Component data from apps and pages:
***

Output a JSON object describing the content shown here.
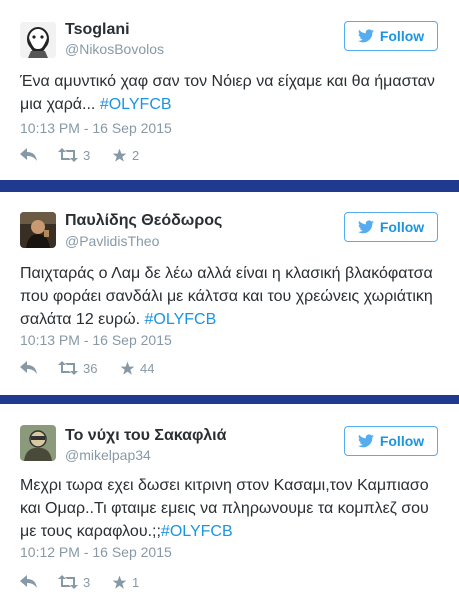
{
  "tweets": [
    {
      "name": "Tsoglani",
      "handle": "@NikosBovolos",
      "follow_label": "Follow",
      "text": "Ένα αμυντικό χαφ σαν τον Νόιερ να είχαμε και θα ήμασταν μια χαρά... ",
      "hashtag": "#OLYFCB",
      "timestamp": "10:13 PM - 16 Sep 2015",
      "retweets": "3",
      "likes": "2"
    },
    {
      "name": "Παυλίδης Θεόδωρος",
      "handle": "@PavlidisTheo",
      "follow_label": "Follow",
      "text": "Παιχταράς ο Λαμ δε λέω αλλά είναι η κλασική βλακόφατσα που φοράει σανδάλι με κάλτσα και του χρεώνεις χωριάτικη σαλάτα 12 ευρώ. ",
      "hashtag": "#OLYFCB",
      "timestamp": "10:13 PM - 16 Sep 2015",
      "retweets": "36",
      "likes": "44"
    },
    {
      "name": "Το νύχι του Σακαφλιά",
      "handle": "@mikelpap34",
      "follow_label": "Follow",
      "text": "Μεχρι τωρα εχει δωσει κιτρινη στον Κασαμι,τον Καμπιασο και Ομαρ..Τι φταιμε εμεις να πληρωνουμε τα κομπλεζ σου με τους καραφλου.;;",
      "hashtag": "#OLYFCB",
      "timestamp": "10:12 PM - 16 Sep 2015",
      "retweets": "3",
      "likes": "1"
    }
  ],
  "colors": {
    "background": "#1f3a8f",
    "card": "#ffffff",
    "link": "#1b95e0",
    "muted": "#8899a6",
    "text": "#292f33"
  },
  "icons": [
    "twitter-bird-icon",
    "reply-icon",
    "retweet-icon",
    "like-star-icon"
  ]
}
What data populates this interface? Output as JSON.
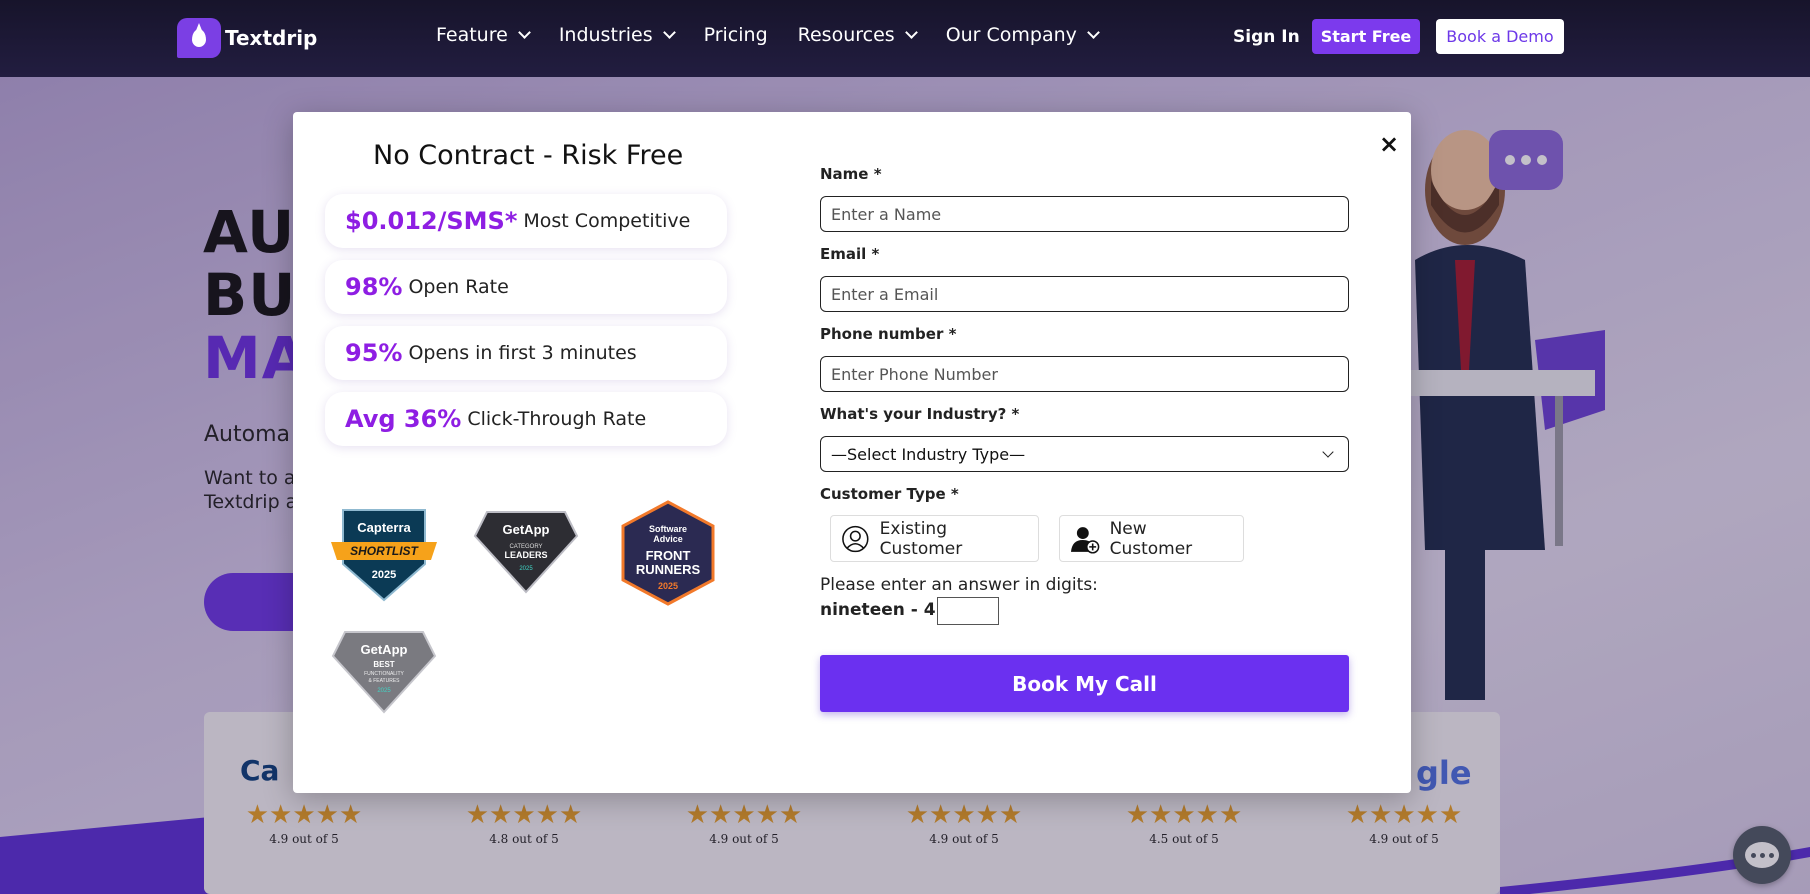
{
  "nav": {
    "logo_text": "Textdrip",
    "links": [
      {
        "label": "Feature",
        "dropdown": true
      },
      {
        "label": "Industries",
        "dropdown": true
      },
      {
        "label": "Pricing",
        "dropdown": false
      },
      {
        "label": "Resources",
        "dropdown": true
      },
      {
        "label": "Our Company",
        "dropdown": true
      }
    ],
    "sign_in": "Sign In",
    "start_free": "Start Free",
    "book_demo": "Book a Demo"
  },
  "hero": {
    "title_line1": "AU",
    "title_line2": "BUS",
    "title_line3": "MA",
    "subtitle": "Automa",
    "paragraph_line1": "Want to a",
    "paragraph_line2": "Textdrip a"
  },
  "reviews": [
    {
      "brand": "Ca",
      "stars": "★★★★★",
      "rating": "4.9 out of 5"
    },
    {
      "brand": "",
      "stars": "★★★★★",
      "rating": "4.8 out of 5"
    },
    {
      "brand": "",
      "stars": "★★★★★",
      "rating": "4.9 out of 5"
    },
    {
      "brand": "",
      "stars": "★★★★★",
      "rating": "4.9 out of 5"
    },
    {
      "brand": "",
      "stars": "★★★★★",
      "rating": "4.5 out of 5"
    },
    {
      "brand": "gle",
      "stars": "★★★★★",
      "rating": "4.9 out of 5"
    }
  ],
  "modal": {
    "close_icon": "×",
    "title": "No Contract - Risk Free",
    "stats": [
      {
        "value": "$0.012/SMS*",
        "label": "Most Competitive"
      },
      {
        "value": "98%",
        "label": "Open Rate"
      },
      {
        "value": "95%",
        "label": "Opens in first 3 minutes"
      },
      {
        "value": "Avg 36%",
        "label": "Click-Through Rate"
      }
    ],
    "badges": {
      "capterra": {
        "name": "Capterra",
        "ribbon": "SHORTLIST",
        "year": "2025"
      },
      "getapp_leaders": {
        "name": "GetApp",
        "line1": "CATEGORY",
        "line2": "LEADERS",
        "year": "2025"
      },
      "software_advice": {
        "line1": "Software",
        "line2": "Advice",
        "line3": "FRONT",
        "line4": "RUNNERS",
        "year": "2025"
      },
      "getapp_best": {
        "name": "GetApp",
        "line1": "BEST",
        "line2": "FUNCTIONALITY",
        "line3": "& FEATURES",
        "year": "2025"
      }
    },
    "form": {
      "name_label": "Name *",
      "name_placeholder": "Enter a Name",
      "email_label": "Email *",
      "email_placeholder": "Enter a Email",
      "phone_label": "Phone number *",
      "phone_placeholder": "Enter Phone Number",
      "industry_label": "What's your Industry? *",
      "industry_selected": "—Select Industry Type—",
      "customer_type_label": "Customer Type *",
      "existing_customer": "Existing Customer",
      "new_customer": "New Customer",
      "captcha_prompt": "Please enter an answer in digits:",
      "captcha_expression": "nineteen - 4 =",
      "submit": "Book My Call"
    }
  },
  "colors": {
    "brand_purple": "#6b30f0",
    "stat_purple": "#8e1ee3",
    "nav_bg": "#17142b"
  }
}
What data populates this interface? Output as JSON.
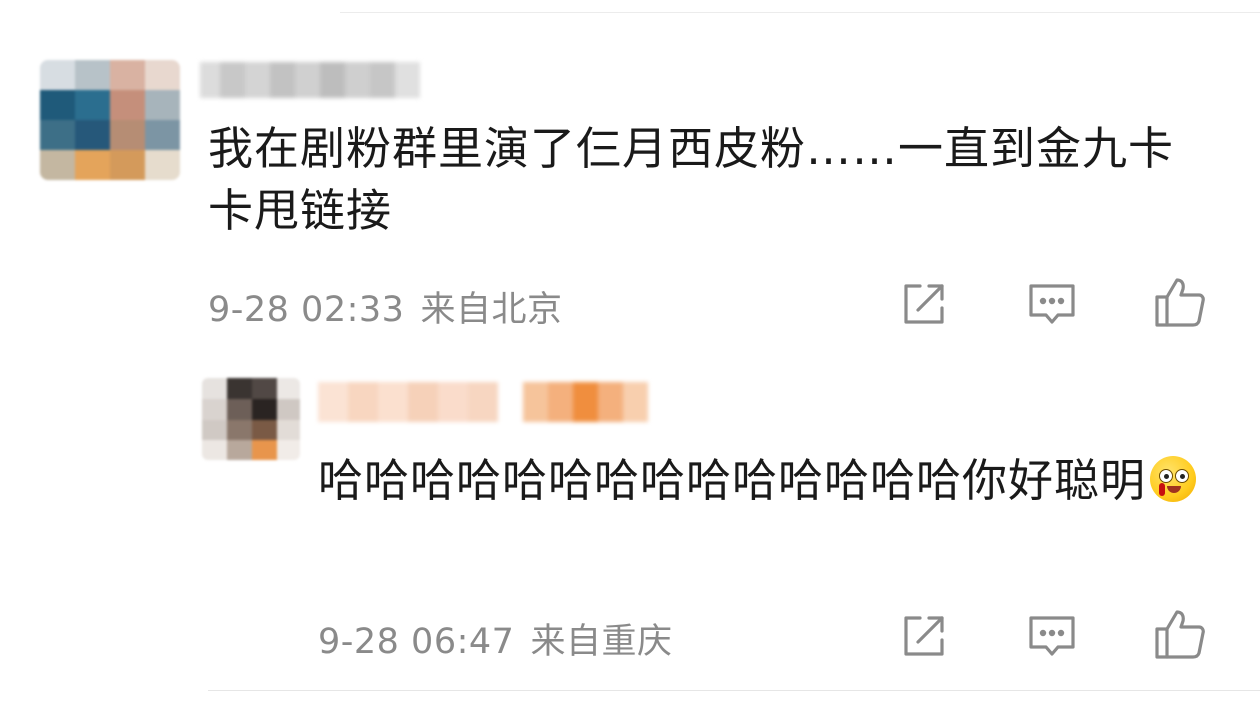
{
  "comments": [
    {
      "text": "我在剧粉群里演了仨月西皮粉……一直到金九卡卡甩链接",
      "time": "9-28 02:33",
      "location": "来自北京",
      "actions": {
        "share_icon": "share-icon",
        "reply_icon": "comment-icon",
        "like_icon": "thumbs-up-icon"
      }
    },
    {
      "text": "哈哈哈哈哈哈哈哈哈哈哈哈哈哈你好聪明",
      "emoji": "nosebleed-emoji",
      "time": "9-28 06:47",
      "location": "来自重庆",
      "actions": {
        "share_icon": "share-icon",
        "reply_icon": "comment-icon",
        "like_icon": "thumbs-up-icon"
      }
    }
  ],
  "colors": {
    "text": "#1a1a1a",
    "meta": "#8a8a8a",
    "icon": "#8a8a8a",
    "divider": "#ececec"
  }
}
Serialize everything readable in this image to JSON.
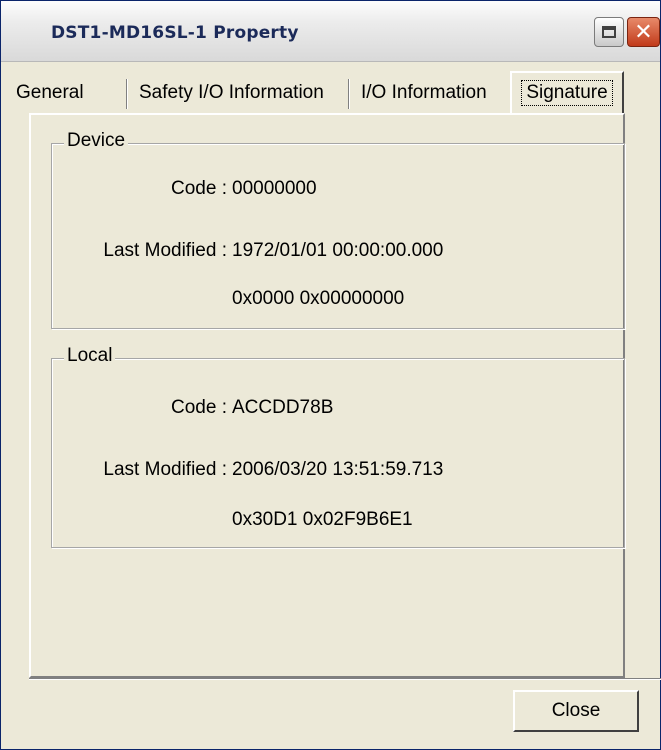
{
  "window": {
    "title": "DST1-MD16SL-1 Property"
  },
  "titlebar": {
    "maximize_icon": "maximize-icon",
    "close_icon": "close-icon",
    "close_glyph": "✕"
  },
  "tabs": [
    {
      "label": "General",
      "active": false
    },
    {
      "label": "Safety I/O Information",
      "active": false
    },
    {
      "label": "I/O Information",
      "active": false
    },
    {
      "label": "Signature",
      "active": true
    }
  ],
  "device": {
    "legend": "Device",
    "code_label": "Code :",
    "code_value": "00000000",
    "modified_label": "Last Modified :",
    "modified_value": "1972/01/01 00:00:00.000",
    "modified_hex": "0x0000 0x00000000"
  },
  "local": {
    "legend": "Local",
    "code_label": "Code :",
    "code_value": "ACCDD78B",
    "modified_label": "Last Modified :",
    "modified_value": "2006/03/20 13:51:59.713",
    "modified_hex": "0x30D1 0x02F9B6E1"
  },
  "footer": {
    "close_label": "Close"
  },
  "colors": {
    "window_bg": "#ece9d8",
    "title_text": "#1b2a59",
    "close_button": "#c13a1a"
  }
}
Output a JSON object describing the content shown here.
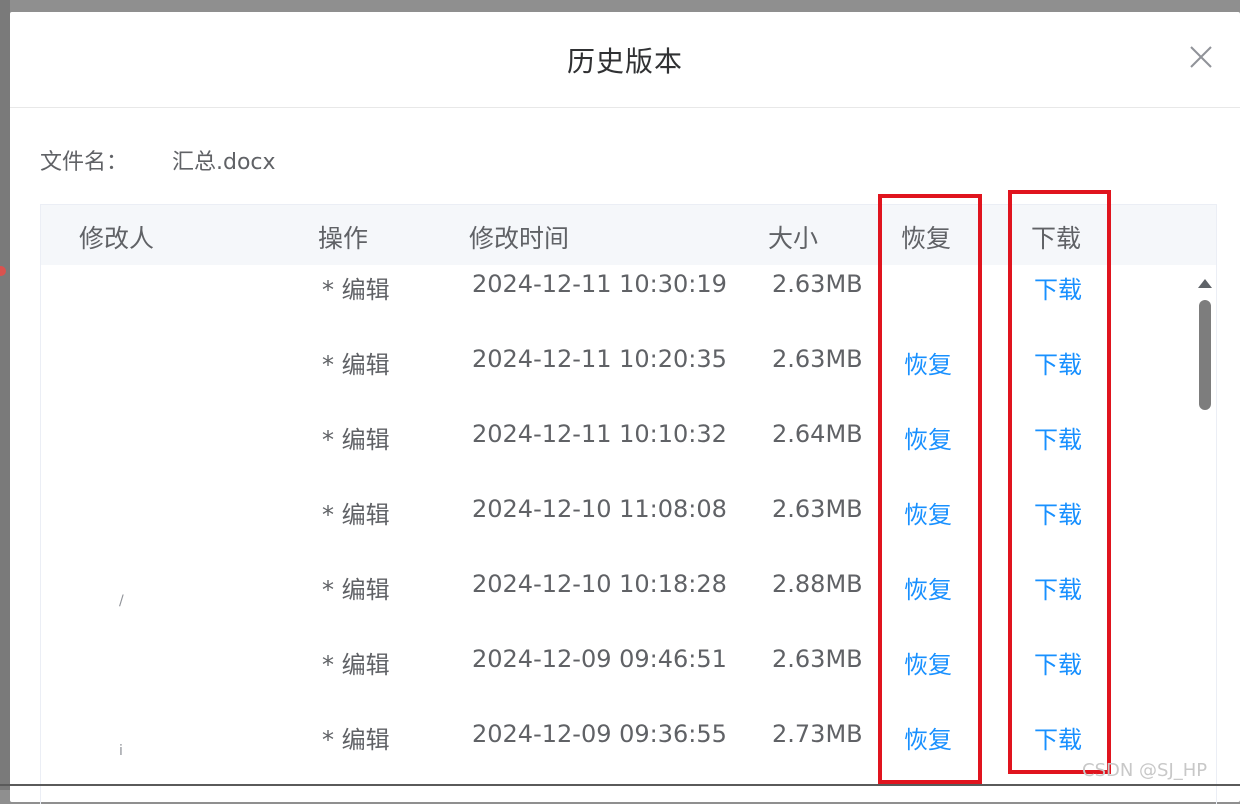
{
  "dialog": {
    "title": "历史版本",
    "close_icon": "close-icon"
  },
  "file": {
    "label": "文件名：",
    "name": "汇总.docx"
  },
  "table": {
    "headers": {
      "modifier": "修改人",
      "action": "操作",
      "time": "修改时间",
      "size": "大小",
      "restore": "恢复",
      "download": "下载"
    },
    "rows": [
      {
        "modifier": "",
        "action": "* 编辑",
        "time": "2024-12-11 10:30:19",
        "size": "2.63MB",
        "restore": "",
        "download": "下载"
      },
      {
        "modifier": "",
        "action": "* 编辑",
        "time": "2024-12-11 10:20:35",
        "size": "2.63MB",
        "restore": "恢复",
        "download": "下载"
      },
      {
        "modifier": "",
        "action": "* 编辑",
        "time": "2024-12-11 10:10:32",
        "size": "2.64MB",
        "restore": "恢复",
        "download": "下载"
      },
      {
        "modifier": "",
        "action": "* 编辑",
        "time": "2024-12-10 11:08:08",
        "size": "2.63MB",
        "restore": "恢复",
        "download": "下载"
      },
      {
        "modifier": "/",
        "action": "* 编辑",
        "time": "2024-12-10 10:18:28",
        "size": "2.88MB",
        "restore": "恢复",
        "download": "下载"
      },
      {
        "modifier": "",
        "action": "* 编辑",
        "time": "2024-12-09 09:46:51",
        "size": "2.63MB",
        "restore": "恢复",
        "download": "下载"
      },
      {
        "modifier": "i",
        "action": "* 编辑",
        "time": "2024-12-09 09:36:55",
        "size": "2.73MB",
        "restore": "恢复",
        "download": "下载"
      }
    ]
  },
  "annotation": {
    "color": "#e0141e"
  },
  "watermark": "CSDN @SJ_HP",
  "colors": {
    "link": "#1890ff",
    "text": "#606266",
    "header_bg": "#f5f7fa"
  }
}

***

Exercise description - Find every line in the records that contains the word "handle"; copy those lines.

Response below -
      "handle": "@NikosBovolos",
      "handle": "@PavlidisTheo",
      "handle": "@mikelpap34",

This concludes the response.